22-Feb-2013, 12:37
Interesting thread. My college darkroom had one of these beasts taking up huge amounts of space and I never saw anyone touch it.

Are there ways to recreate the effects of this without the dryer? And is there a way to use surfaces besides a mirror finish? Like a steel plate or drum sanded to a satin finish?

I wonder what heat drying would do to a baryta inkjet print.

Jon Shiu
22-Feb-2013, 12:51
You put the glossy side against the emulsion. (It is usually used to protect the press platen from gettting dry mount tissue residue on it.) So, just put it on top of the print. I would still put a mat board under the print.



Thanks for the reply. I think you are right. The press is in another room, so I was confused about the paper being right beside the dryer in another room, but I think you are right.

When you press the print, do you put the glossy side towards the emulsion, or the regular paper side against it? Do you use 2 sheets, one on top and one on the bottom of the print, or just put one sheet on top of it?

Sorry for all the questions, guys, but I really appreciate all the info.


Mark MacKenzie
22-Feb-2013, 12:53
Guys, this is not a motorized dryer. Those are generally called belt dryers and are automated. This is just a heated drum that you lay a wet print on and then pull the canvas over it to keep it in place. The canvas is on a venetian blind type roller. If a print is not dry it will be stuck to the drum. But when fully dry, it will just pop off. No need to watch it. It takes a few minutes. Let it heat for awhile maybe five minutes and check it. If it has popped off it is done. If not let it dry a while longer.

In the book, Photographic Facts and Formulas on page 229 they mention using ferrotype plates to dry on as well as sheets of glass. The glossy surface was called ferrotype despite there being a tin type process by the same name.

Any plastic paper will melt against the drum. The paper has to be able to breath or exhaust the moisture. You can buy just ferrotype plates to dry on inexpensively from B&H. Like this one for $22 http://www.bhphotovideo.com/c/product/43091-REG/Doran_PRSS12_Ferrotype_Plate_Chrome_for.html

Its just another technique, not best or better.

Kevin Crisp
22-Feb-2013, 12:54
Sort of. F surface aka glossy paper can be made super glossy if a squeegee is used on the back side after it is placed emulsion down on the chromed surface. (Preferably while cool) This was all the rage in the 60's and 70's. It is a classic newspaper look. If you just want a rapidly drying print (why?) with the regular as manufactured level of gloss, you turn the print over and have the backside in contact with the drum or heated surface.

Never attempt to get super glass on mat paper, you will get a glitchy mess and sometimes the emulsion will stick to the drum. Never try it with RC papers either for the same reason.

What tended to happen in most newspaper (not fine art) working darkrooms was that people were in a hurry, prints were not washed well, the canvas picked up hypo, and eventually everything dried on the device smelled like sulfur and got contaminated with hypo.

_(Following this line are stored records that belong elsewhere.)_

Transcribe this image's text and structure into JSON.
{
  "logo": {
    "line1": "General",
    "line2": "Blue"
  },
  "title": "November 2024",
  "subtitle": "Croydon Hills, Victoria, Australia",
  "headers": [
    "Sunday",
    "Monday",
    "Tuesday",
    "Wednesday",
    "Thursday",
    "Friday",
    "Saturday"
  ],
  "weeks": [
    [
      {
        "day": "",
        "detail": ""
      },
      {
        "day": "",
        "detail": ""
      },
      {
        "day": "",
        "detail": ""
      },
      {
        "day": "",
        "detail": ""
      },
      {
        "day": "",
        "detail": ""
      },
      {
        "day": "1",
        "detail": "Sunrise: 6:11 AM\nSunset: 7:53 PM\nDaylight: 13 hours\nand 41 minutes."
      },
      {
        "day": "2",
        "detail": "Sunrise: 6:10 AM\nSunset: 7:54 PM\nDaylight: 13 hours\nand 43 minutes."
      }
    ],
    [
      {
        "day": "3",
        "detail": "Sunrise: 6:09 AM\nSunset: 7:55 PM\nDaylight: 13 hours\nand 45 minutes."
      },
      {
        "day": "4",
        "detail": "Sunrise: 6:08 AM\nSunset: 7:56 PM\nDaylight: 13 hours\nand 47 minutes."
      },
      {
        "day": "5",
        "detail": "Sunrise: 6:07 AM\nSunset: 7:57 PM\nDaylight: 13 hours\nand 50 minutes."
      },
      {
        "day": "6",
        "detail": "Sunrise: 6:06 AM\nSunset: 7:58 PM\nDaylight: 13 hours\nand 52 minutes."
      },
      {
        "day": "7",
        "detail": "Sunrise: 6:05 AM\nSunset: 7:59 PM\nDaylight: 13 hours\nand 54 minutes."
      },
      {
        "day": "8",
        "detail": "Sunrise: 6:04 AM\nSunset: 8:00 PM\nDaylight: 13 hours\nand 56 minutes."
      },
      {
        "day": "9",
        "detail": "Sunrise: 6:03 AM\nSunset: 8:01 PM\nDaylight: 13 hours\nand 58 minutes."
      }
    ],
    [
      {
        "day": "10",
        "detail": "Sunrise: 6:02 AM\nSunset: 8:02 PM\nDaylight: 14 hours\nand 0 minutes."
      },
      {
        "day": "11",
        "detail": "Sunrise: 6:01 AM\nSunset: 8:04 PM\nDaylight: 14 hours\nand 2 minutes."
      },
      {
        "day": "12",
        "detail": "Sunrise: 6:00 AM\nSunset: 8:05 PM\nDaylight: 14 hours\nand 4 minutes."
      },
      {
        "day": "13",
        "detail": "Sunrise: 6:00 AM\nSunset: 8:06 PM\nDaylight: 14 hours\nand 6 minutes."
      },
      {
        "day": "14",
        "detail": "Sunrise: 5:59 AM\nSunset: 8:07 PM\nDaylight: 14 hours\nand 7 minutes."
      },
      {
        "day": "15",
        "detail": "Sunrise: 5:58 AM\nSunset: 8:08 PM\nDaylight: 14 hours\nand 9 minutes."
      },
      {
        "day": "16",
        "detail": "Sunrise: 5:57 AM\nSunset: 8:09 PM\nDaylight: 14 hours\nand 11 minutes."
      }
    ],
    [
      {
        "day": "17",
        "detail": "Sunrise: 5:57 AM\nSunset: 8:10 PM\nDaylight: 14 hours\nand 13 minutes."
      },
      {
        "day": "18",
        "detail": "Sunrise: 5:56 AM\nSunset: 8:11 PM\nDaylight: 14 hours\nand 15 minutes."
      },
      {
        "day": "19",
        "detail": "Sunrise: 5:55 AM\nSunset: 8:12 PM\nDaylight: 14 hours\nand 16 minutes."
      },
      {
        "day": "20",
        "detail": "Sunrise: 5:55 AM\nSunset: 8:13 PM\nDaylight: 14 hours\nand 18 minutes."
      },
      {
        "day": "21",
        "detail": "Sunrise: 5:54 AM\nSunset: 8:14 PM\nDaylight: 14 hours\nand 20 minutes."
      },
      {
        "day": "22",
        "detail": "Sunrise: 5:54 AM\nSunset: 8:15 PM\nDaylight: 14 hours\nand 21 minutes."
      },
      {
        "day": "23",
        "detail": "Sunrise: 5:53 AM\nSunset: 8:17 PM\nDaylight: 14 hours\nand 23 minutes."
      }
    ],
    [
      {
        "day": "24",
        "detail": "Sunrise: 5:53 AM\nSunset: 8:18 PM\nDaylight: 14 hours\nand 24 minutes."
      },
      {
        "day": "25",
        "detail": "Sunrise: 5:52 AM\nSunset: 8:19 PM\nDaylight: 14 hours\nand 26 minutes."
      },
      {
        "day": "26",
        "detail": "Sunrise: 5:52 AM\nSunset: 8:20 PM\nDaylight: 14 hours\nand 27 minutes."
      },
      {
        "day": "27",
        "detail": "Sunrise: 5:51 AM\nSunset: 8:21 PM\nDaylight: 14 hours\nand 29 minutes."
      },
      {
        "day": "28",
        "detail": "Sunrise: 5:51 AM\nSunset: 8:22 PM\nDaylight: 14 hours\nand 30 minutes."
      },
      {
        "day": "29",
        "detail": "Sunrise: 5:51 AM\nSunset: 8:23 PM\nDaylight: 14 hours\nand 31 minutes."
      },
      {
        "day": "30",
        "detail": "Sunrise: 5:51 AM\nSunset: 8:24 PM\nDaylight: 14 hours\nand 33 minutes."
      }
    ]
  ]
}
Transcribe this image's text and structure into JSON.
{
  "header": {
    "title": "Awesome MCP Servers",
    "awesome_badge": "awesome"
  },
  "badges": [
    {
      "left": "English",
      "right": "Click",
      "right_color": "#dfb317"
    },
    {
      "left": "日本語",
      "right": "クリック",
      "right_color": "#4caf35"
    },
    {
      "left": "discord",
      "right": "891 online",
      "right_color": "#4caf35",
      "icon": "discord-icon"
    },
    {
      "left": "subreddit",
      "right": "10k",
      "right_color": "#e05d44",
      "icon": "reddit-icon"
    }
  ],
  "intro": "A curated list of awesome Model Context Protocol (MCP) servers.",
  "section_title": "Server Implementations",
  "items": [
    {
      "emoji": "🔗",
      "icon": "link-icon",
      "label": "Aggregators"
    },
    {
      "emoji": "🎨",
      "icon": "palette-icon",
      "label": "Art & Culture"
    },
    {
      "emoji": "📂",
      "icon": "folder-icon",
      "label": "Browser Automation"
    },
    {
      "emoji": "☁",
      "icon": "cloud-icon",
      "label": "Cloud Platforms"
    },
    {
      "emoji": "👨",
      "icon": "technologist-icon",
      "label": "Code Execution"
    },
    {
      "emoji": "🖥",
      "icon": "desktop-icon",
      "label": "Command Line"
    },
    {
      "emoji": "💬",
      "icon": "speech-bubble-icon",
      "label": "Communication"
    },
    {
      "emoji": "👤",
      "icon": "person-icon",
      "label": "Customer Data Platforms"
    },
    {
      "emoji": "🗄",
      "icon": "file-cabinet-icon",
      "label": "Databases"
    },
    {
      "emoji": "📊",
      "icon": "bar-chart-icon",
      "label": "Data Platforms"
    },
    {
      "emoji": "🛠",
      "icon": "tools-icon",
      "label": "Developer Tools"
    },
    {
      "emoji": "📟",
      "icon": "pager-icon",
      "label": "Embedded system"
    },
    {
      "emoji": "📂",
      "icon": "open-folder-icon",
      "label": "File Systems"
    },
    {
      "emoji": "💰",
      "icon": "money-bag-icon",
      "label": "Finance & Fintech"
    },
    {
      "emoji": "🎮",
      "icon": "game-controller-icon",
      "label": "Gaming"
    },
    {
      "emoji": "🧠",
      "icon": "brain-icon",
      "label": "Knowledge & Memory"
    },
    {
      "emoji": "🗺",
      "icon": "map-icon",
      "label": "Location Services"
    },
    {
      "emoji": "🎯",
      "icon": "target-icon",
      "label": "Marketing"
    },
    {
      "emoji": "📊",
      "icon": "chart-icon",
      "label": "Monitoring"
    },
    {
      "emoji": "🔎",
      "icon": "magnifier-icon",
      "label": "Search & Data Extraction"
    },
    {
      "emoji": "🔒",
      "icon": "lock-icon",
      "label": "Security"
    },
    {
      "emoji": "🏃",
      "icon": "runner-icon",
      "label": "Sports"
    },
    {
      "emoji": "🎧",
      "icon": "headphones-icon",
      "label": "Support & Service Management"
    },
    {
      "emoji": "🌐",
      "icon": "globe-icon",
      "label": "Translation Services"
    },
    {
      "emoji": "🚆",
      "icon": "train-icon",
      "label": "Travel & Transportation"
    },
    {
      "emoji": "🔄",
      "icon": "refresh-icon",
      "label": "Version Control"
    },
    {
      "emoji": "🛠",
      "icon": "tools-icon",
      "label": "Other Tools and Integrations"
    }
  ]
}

But, if you only need a print to last long enough to go get a half-tone made, that could be enough "permanance" for the task at hand.

Kevin Crisp
22-Feb-2013, 12:56
Once I found out prints would dry just fine on screens I junked mine.

Robbie Bedell
22-Feb-2013, 20:56
Richard, I used use drying drums, rollers and plates all the time. The drum has to be highly polished if you want true glossy prints. There is a solution called 'Pakosol' whic may still be around. It is a glycerin solution in which prints should be soaked prior to drying. After soaking for a while I would squeegee them and put the face down on the drum with the drum hot but not too hot. As said earlier you will hear the 'cracking' but do no be impatiant and peel the print away. It will 'release' itself. You will then see what a true 'glossy' photograph is! Robbie
PS: The cloth must be clean to avoid contamination. It is best to remove it and launder it before using..